People often hear confusing or misleading information about divorce from others or the media. There’s the possibility that the source offers exaggerated or inaccurate information, but even accurate details won’t be helpful if the divorce occurred in another state. Every state has its own rules regarding the dissolution of a marriage.
The laws in Virginia regarding divorce are actually a bit more complex than those in other states. Most married adults have the option of pursuing a no-fault divorce based on claims of a major breakdown of the marital relationship. They don’t have to wait to file, and they don’t need to prove anything in court.

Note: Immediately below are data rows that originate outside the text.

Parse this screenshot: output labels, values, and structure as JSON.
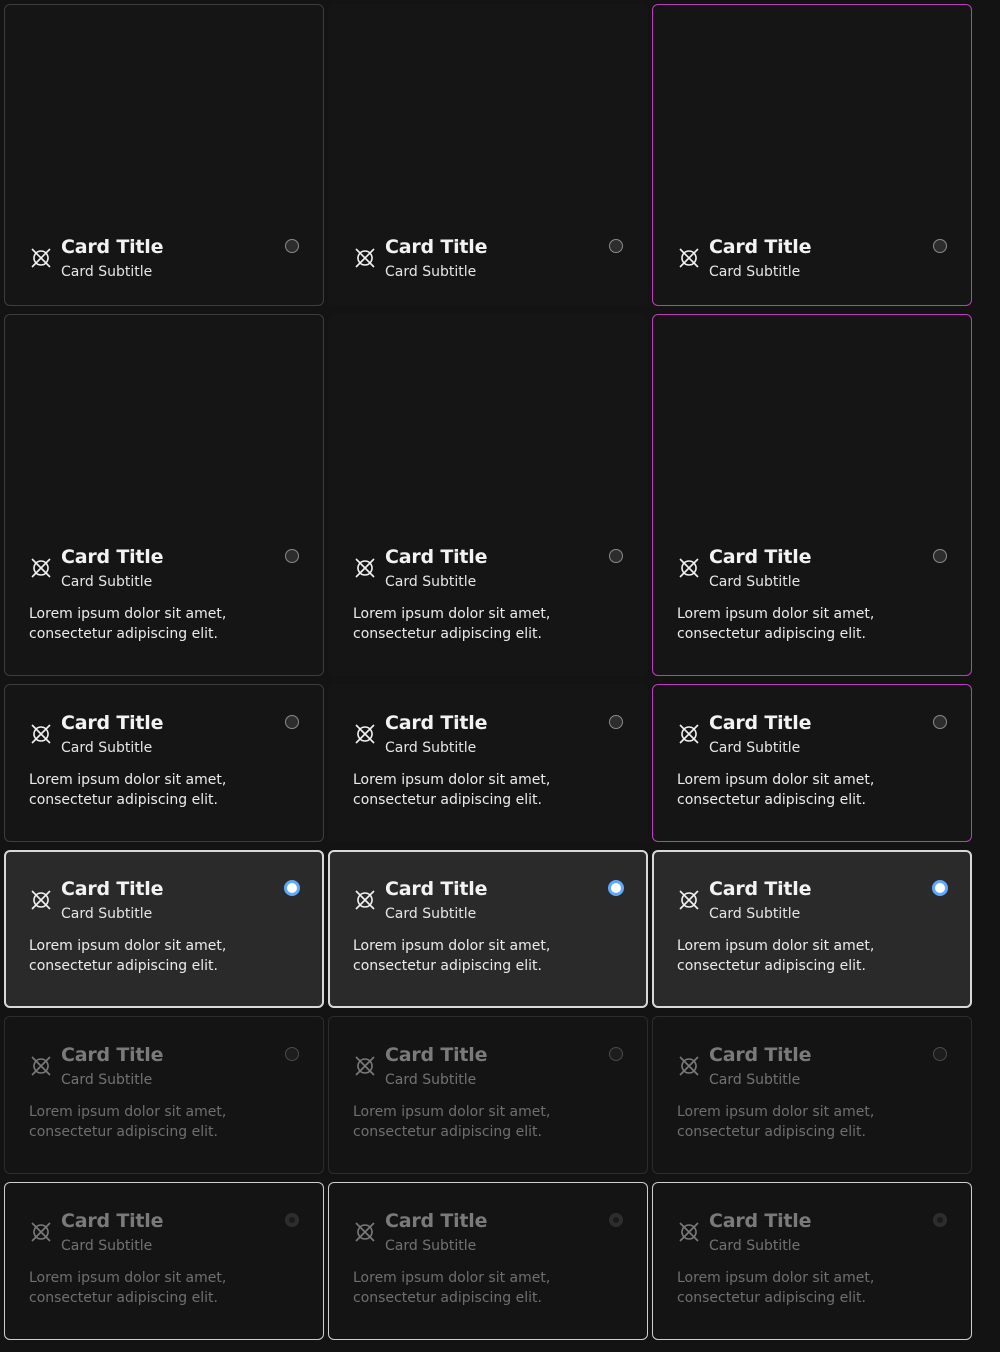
{
  "card": {
    "title": "Card Title",
    "subtitle": "Card Subtitle",
    "body": "Lorem ipsum dolor sit amet, consectetur adipiscing elit."
  },
  "icon": "no-image-icon",
  "colors": {
    "accent_border": "#c03ac0",
    "radio_selected": "#5ea8ff",
    "background": "#131313"
  },
  "rows": [
    {
      "variant": "media",
      "states": [
        "outlined",
        "plain",
        "outlined-accent"
      ],
      "radio": "unselected"
    },
    {
      "variant": "media-with-body",
      "states": [
        "outlined",
        "plain",
        "outlined-accent"
      ],
      "radio": "unselected"
    },
    {
      "variant": "body",
      "states": [
        "outlined",
        "outlined",
        "outlined-accent"
      ],
      "radio": "unselected"
    },
    {
      "variant": "body",
      "states": [
        "selected",
        "selected",
        "selected"
      ],
      "radio": "selected"
    },
    {
      "variant": "body",
      "states": [
        "disabled",
        "disabled",
        "disabled"
      ],
      "radio": "disabled"
    },
    {
      "variant": "body",
      "states": [
        "disabled-selected",
        "disabled-selected",
        "disabled-selected"
      ],
      "radio": "disabled-selected"
    }
  ]
}
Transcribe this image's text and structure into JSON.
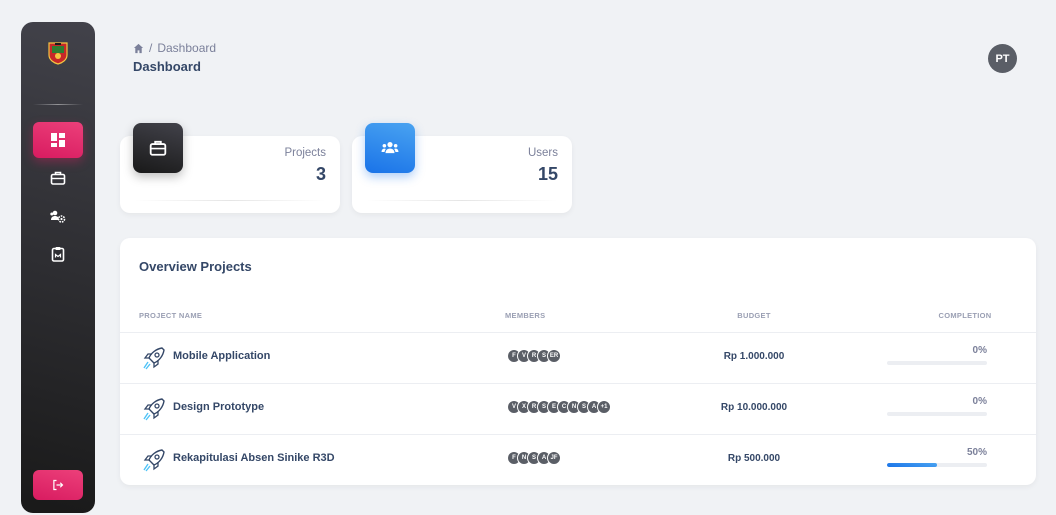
{
  "header": {
    "breadcrumb_current": "Dashboard",
    "page_title": "Dashboard",
    "avatar_initials": "PT"
  },
  "sidebar": {
    "items": [
      {
        "icon": "dashboard-icon",
        "active": true
      },
      {
        "icon": "briefcase-icon",
        "active": false
      },
      {
        "icon": "users-gear-icon",
        "active": false
      },
      {
        "icon": "clipboard-icon",
        "active": false
      }
    ],
    "logout_icon": "logout-icon"
  },
  "stats": [
    {
      "label": "Projects",
      "value": "3",
      "icon": "briefcase-icon"
    },
    {
      "label": "Users",
      "value": "15",
      "icon": "users-icon"
    }
  ],
  "projects": {
    "title": "Overview Projects",
    "columns": [
      "PROJECT NAME",
      "MEMBERS",
      "BUDGET",
      "COMPLETION"
    ],
    "rows": [
      {
        "name": "Mobile Application",
        "members": [
          "F",
          "V",
          "R",
          "S",
          "ER"
        ],
        "budget": "Rp 1.000.000",
        "completion": "0%",
        "progress": 0
      },
      {
        "name": "Design Prototype",
        "members": [
          "V",
          "X",
          "R",
          "S",
          "E",
          "C",
          "N",
          "S",
          "A",
          "+1"
        ],
        "budget": "Rp 10.000.000",
        "completion": "0%",
        "progress": 0
      },
      {
        "name": "Rekapitulasi Absen Sinike R3D",
        "members": [
          "F",
          "N",
          "S",
          "A",
          "JF"
        ],
        "budget": "Rp 500.000",
        "completion": "50%",
        "progress": 0.5
      }
    ]
  },
  "colors": {
    "accent": "#e91e63",
    "info": "#1a73e8",
    "dark": "#344767"
  }
}
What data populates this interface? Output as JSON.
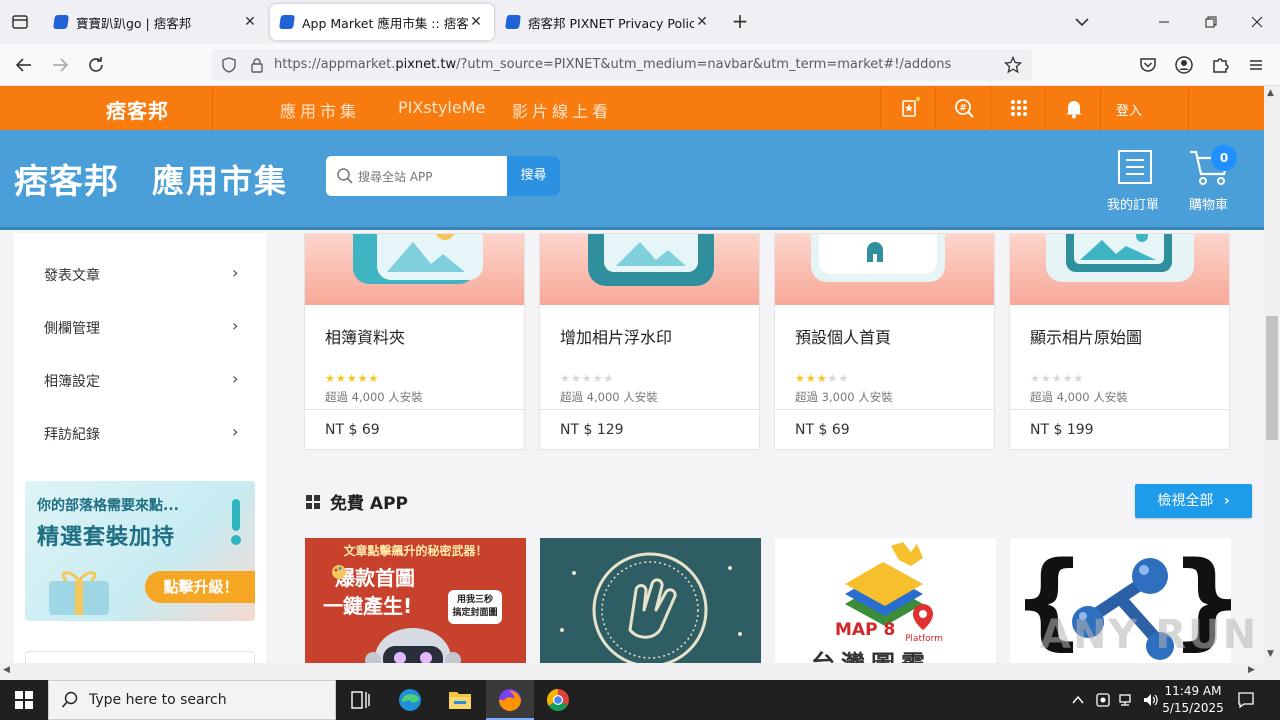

However, Virginia does not allow for straightforward no-fault divorces. You will either need to request a fault-based divorce or complete a full year of separation from your spouse to legally divorce. Whether you start living separately or file for a fault-based divorce, you may be acutely aware of your spouse’s opposition to the divorce. Can they prevent you from securing a divorce?
Your spouse can fight a fault-based filing
When you request a divorce based on specific legal grounds, like abusive behavior or abandonment, your spouse has the option of defending against those allegations in family court. If they convince the courts that the marital circumstances do not meet the standard necessary based on the grounds you claim, they could prevent the courts from granting the divorce.
If you separate and then file for divorce after a year of separation, only technical mistakes during the separation would give your spouse an opportunity to deny you the divorce. Even if they ignore the divorce paperwork when you serve them, you can move forward with default proceedings if they go weeks without responding.
How you pursue divorce determines your chances of success
Aiming for a fast divorce or placing all of the fault for the end of your marriage on your ex might lead to a tense battle in court. If you are not confident that you have convincing evidence of infidelity or cruelty during the marriage, then you may want to look into legal separation and your right to pursue a no-fault divorce.
Learning more about the grounds for divorce in Virginia can help you plan the most effective path forward.